Element data from apps and pages:
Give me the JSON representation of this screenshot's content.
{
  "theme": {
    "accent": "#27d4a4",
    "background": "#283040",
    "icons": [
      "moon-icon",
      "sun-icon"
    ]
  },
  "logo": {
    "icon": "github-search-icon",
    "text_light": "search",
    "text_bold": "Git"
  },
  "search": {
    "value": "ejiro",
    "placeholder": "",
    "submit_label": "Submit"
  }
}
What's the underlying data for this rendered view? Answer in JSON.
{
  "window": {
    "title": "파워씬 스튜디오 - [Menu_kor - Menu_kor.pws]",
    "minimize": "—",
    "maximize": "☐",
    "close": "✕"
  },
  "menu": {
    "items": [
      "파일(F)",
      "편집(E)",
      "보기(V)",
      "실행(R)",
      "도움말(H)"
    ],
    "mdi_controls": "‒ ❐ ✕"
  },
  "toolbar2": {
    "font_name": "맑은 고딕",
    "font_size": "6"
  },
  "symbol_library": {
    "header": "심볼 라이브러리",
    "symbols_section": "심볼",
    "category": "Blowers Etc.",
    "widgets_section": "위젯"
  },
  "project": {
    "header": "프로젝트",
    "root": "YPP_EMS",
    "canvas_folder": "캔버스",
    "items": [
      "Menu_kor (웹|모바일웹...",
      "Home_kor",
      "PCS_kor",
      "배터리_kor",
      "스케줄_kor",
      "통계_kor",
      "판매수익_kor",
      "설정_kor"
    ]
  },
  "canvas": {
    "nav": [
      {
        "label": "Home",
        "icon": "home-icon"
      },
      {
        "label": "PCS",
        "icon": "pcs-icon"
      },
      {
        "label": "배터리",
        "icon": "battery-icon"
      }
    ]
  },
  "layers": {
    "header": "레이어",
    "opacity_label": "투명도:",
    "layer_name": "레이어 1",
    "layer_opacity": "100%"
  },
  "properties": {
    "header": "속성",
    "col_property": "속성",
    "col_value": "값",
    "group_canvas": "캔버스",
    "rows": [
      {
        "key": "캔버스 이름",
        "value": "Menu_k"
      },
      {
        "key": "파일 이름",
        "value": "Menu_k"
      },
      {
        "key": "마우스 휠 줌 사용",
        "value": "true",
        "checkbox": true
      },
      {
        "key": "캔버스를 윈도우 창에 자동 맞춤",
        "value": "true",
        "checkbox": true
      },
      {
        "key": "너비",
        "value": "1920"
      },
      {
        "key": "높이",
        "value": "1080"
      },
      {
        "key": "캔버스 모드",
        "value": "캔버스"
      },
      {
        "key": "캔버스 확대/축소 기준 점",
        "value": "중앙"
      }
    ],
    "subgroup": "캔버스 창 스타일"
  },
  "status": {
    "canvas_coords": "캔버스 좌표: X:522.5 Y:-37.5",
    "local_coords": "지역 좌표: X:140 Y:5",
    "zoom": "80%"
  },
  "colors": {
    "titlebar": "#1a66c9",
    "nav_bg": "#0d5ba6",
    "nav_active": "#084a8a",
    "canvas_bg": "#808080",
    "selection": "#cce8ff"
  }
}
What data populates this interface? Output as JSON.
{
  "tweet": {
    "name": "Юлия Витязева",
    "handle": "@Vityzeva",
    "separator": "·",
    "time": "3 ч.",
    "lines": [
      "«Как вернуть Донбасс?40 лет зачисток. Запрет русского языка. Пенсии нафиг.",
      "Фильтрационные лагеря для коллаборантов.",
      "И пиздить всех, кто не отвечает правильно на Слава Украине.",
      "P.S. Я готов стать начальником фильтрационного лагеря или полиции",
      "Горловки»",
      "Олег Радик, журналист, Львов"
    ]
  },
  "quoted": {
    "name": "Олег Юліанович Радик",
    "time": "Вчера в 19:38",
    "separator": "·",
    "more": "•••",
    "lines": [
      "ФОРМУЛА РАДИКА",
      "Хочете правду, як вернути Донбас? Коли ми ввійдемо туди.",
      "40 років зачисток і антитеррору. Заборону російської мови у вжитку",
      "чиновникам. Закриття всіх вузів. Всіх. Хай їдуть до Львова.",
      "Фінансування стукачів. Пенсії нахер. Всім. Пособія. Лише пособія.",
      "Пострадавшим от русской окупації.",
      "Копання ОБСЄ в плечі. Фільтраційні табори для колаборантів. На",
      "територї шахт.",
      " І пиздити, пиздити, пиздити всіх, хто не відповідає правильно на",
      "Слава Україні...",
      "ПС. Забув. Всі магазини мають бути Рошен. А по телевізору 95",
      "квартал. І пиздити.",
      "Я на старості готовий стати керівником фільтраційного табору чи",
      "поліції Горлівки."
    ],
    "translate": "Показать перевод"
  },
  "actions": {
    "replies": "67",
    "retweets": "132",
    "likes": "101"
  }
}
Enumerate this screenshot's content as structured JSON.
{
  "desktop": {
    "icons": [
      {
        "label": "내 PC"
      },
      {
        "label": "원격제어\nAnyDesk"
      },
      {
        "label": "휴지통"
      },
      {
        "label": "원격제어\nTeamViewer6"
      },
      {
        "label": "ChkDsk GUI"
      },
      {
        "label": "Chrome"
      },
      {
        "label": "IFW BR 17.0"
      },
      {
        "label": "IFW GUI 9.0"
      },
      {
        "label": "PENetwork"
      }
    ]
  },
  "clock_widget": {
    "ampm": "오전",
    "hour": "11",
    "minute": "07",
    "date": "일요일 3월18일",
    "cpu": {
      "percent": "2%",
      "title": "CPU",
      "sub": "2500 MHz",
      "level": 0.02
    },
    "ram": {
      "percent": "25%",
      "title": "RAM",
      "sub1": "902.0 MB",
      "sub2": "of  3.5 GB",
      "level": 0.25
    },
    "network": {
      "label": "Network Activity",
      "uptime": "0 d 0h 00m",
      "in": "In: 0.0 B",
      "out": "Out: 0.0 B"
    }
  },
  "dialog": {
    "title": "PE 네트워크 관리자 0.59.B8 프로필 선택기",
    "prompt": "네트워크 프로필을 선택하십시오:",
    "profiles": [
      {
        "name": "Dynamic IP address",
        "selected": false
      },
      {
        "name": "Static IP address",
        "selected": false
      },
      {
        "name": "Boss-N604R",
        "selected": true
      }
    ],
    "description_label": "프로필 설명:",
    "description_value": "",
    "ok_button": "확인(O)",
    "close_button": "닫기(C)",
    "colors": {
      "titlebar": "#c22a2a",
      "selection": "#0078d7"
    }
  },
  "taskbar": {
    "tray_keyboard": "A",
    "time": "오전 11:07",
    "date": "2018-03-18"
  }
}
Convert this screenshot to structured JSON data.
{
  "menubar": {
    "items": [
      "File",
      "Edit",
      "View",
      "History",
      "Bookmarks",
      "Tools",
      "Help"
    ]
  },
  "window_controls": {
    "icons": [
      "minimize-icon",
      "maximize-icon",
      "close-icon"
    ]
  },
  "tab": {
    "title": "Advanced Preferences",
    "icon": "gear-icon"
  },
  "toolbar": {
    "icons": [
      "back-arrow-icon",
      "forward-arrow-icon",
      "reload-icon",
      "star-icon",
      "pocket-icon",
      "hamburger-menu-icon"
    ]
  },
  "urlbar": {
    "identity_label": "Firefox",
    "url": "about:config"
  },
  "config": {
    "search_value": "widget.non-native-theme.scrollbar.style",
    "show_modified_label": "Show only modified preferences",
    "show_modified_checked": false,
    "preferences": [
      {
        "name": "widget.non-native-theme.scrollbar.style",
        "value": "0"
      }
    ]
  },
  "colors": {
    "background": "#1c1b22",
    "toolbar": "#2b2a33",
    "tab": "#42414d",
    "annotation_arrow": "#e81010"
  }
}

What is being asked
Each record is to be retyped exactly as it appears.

Exercise solution
Give me the JSON representation of this screenshot's content.
{
  "theme": {
    "accent": "#27d4a4",
    "background": "#283040",
    "icons": [
      "moon-icon",
      "sun-icon"
    ]
  },
  "logo": {
    "icon": "github-search-icon",
    "text_light": "search",
    "text_bold": "Git"
  },
  "search": {
    "value": "ejiro",
    "placeholder": "",
    "submit_label": "Submit"
  }
}
What's the underlying data for this rendered view? Answer in JSON.
{
  "window": {
    "title": "파워씬 스튜디오 - [Menu_kor - Menu_kor.pws]",
    "minimize": "—",
    "maximize": "☐",
    "close": "✕"
  },
  "menu": {
    "items": [
      "파일(F)",
      "편집(E)",
      "보기(V)",
      "실행(R)",
      "도움말(H)"
    ],
    "mdi_controls": "‒ ❐ ✕"
  },
  "toolbar2": {
    "font_name": "맑은 고딕",
    "font_size": "6"
  },
  "symbol_library": {
    "header": "심볼 라이브러리",
    "symbols_section": "심볼",
    "category": "Blowers Etc.",
    "widgets_section": "위젯"
  },
  "project": {
    "header": "프로젝트",
    "root": "YPP_EMS",
    "canvas_folder": "캔버스",
    "items": [
      "Menu_kor (웹|모바일웹...",
      "Home_kor",
      "PCS_kor",
      "배터리_kor",
      "스케줄_kor",
      "통계_kor",
      "판매수익_kor",
      "설정_kor"
    ]
  },
  "canvas": {
    "nav": [
      {
        "label": "Home",
        "icon": "home-icon"
      },
      {
        "label": "PCS",
        "icon": "pcs-icon"
      },
      {
        "label": "배터리",
        "icon": "battery-icon"
      }
    ]
  },
  "layers": {
    "header": "레이어",
    "opacity_label": "투명도:",
    "layer_name": "레이어 1",
    "layer_opacity": "100%"
  },
  "properties": {
    "header": "속성",
    "col_property": "속성",
    "col_value": "값",
    "group_canvas": "캔버스",
    "rows": [
      {
        "key": "캔버스 이름",
        "value": "Menu_k"
      },
      {
        "key": "파일 이름",
        "value": "Menu_k"
      },
      {
        "key": "마우스 휠 줌 사용",
        "value": "true",
        "checkbox": true
      },
      {
        "key": "캔버스를 윈도우 창에 자동 맞춤",
        "value": "true",
        "checkbox": true
      },
      {
        "key": "너비",
        "value": "1920"
      },
      {
        "key": "높이",
        "value": "1080"
      },
      {
        "key": "캔버스 모드",
        "value": "캔버스"
      },
      {
        "key": "캔버스 확대/축소 기준 점",
        "value": "중앙"
      }
    ],
    "subgroup": "캔버스 창 스타일"
  },
  "status": {
    "canvas_coords": "캔버스 좌표: X:522.5 Y:-37.5",
    "local_coords": "지역 좌표: X:140 Y:5",
    "zoom": "80%"
  },
  "colors": {
    "titlebar": "#1a66c9",
    "nav_bg": "#0d5ba6",
    "nav_active": "#084a8a",
    "canvas_bg": "#808080",
    "selection": "#cce8ff"
  }
}
What data populates this interface? Output as JSON.
{
  "tweet": {
    "name": "Юлия Витязева",
    "handle": "@Vityzeva",
    "separator": "·",
    "time": "3 ч.",
    "lines": [
      "«Как вернуть Донбасс?40 лет зачисток. Запрет русского языка. Пенсии нафиг.",
      "Фильтрационные лагеря для коллаборантов.",
      "И пиздить всех, кто не отвечает правильно на Слава Украине.",
      "P.S. Я готов стать начальником фильтрационного лагеря или полиции",
      "Горловки»",
      "Олег Радик, журналист, Львов"
    ]
  },
  "quoted": {
    "name": "Олег Юліанович Радик",
    "time": "Вчера в 19:38",
    "separator": "·",
    "more": "•••",
    "lines": [
      "ФОРМУЛА РАДИКА",
      "Хочете правду, як вернути Донбас? Коли ми ввійдемо туди.",
      "40 років зачисток і антитеррору. Заборону російської мови у вжитку",
      "чиновникам. Закриття всіх вузів. Всіх. Хай їдуть до Львова.",
      "Фінансування стукачів. Пенсії нахер. Всім. Пособія. Лише пособія.",
      "Пострадавшим от русской окупації.",
      "Копання ОБСЄ в плечі. Фільтраційні табори для колаборантів. На",
      "територї шахт.",
      " І пиздити, пиздити, пиздити всіх, хто не відповідає правильно на",
      "Слава Україні...",
      "ПС. Забув. Всі магазини мають бути Рошен. А по телевізору 95",
      "квартал. І пиздити.",
      "Я на старості готовий стати керівником фільтраційного табору чи",
      "поліції Горлівки."
    ],
    "translate": "Показать перевод"
  },
  "actions": {
    "replies": "67",
    "retweets": "132",
    "likes": "101"
  }
}
Enumerate this screenshot's content as structured JSON.
{
  "desktop": {
    "icons": [
      {
        "label": "내 PC"
      },
      {
        "label": "원격제어\nAnyDesk"
      },
      {
        "label": "휴지통"
      },
      {
        "label": "원격제어\nTeamViewer6"
      },
      {
        "label": "ChkDsk GUI"
      },
      {
        "label": "Chrome"
      },
      {
        "label": "IFW BR 17.0"
      },
      {
        "label": "IFW GUI 9.0"
      },
      {
        "label": "PENetwork"
      }
    ]
  },
  "clock_widget": {
    "ampm": "오전",
    "hour": "11",
    "minute": "07",
    "date": "일요일 3월18일",
    "cpu": {
      "percent": "2%",
      "title": "CPU",
      "sub": "2500 MHz",
      "level": 0.02
    },
    "ram": {
      "percent": "25%",
      "title": "RAM",
      "sub1": "902.0 MB",
      "sub2": "of  3.5 GB",
      "level": 0.25
    },
    "network": {
      "label": "Network Activity",
      "uptime": "0 d 0h 00m",
      "in": "In: 0.0 B",
      "out": "Out: 0.0 B"
    }
  },
  "dialog": {
    "title": "PE 네트워크 관리자 0.59.B8 프로필 선택기",
    "prompt": "네트워크 프로필을 선택하십시오:",
    "profiles": [
      {
        "name": "Dynamic IP address",
        "selected": false
      },
      {
        "name": "Static IP address",
        "selected": false
      },
      {
        "name": "Boss-N604R",
        "selected": true
      }
    ],
    "description_label": "프로필 설명:",
    "description_value": "",
    "ok_button": "확인(O)",
    "close_button": "닫기(C)",
    "colors": {
      "titlebar": "#c22a2a",
      "selection": "#0078d7"
    }
  },
  "taskbar": {
    "tray_keyboard": "A",
    "time": "오전 11:07",
    "date": "2018-03-18"
  }
}
Convert this screenshot to structured JSON data.
{
  "menubar": {
    "items": [
      "File",
      "Edit",
      "View",
      "History",
      "Bookmarks",
      "Tools",
      "Help"
    ]
  },
  "window_controls": {
    "icons": [
      "minimize-icon",
      "maximize-icon",
      "close-icon"
    ]
  },
  "tab": {
    "title": "Advanced Preferences",
    "icon": "gear-icon"
  },
  "toolbar": {
    "icons": [
      "back-arrow-icon",
      "forward-arrow-icon",
      "reload-icon",
      "star-icon",
      "pocket-icon",
      "hamburger-menu-icon"
    ]
  },
  "urlbar": {
    "identity_label": "Firefox",
    "url": "about:config"
  },
  "config": {
    "search_value": "widget.non-native-theme.scrollbar.style",
    "show_modified_label": "Show only modified preferences",
    "show_modified_checked": false,
    "preferences": [
      {
        "name": "widget.non-native-theme.scrollbar.style",
        "value": "0"
      }
    ]
  },
  "colors": {
    "background": "#1c1b22",
    "toolbar": "#2b2a33",
    "tab": "#42414d",
    "annotation_arrow": "#e81010"
  }
}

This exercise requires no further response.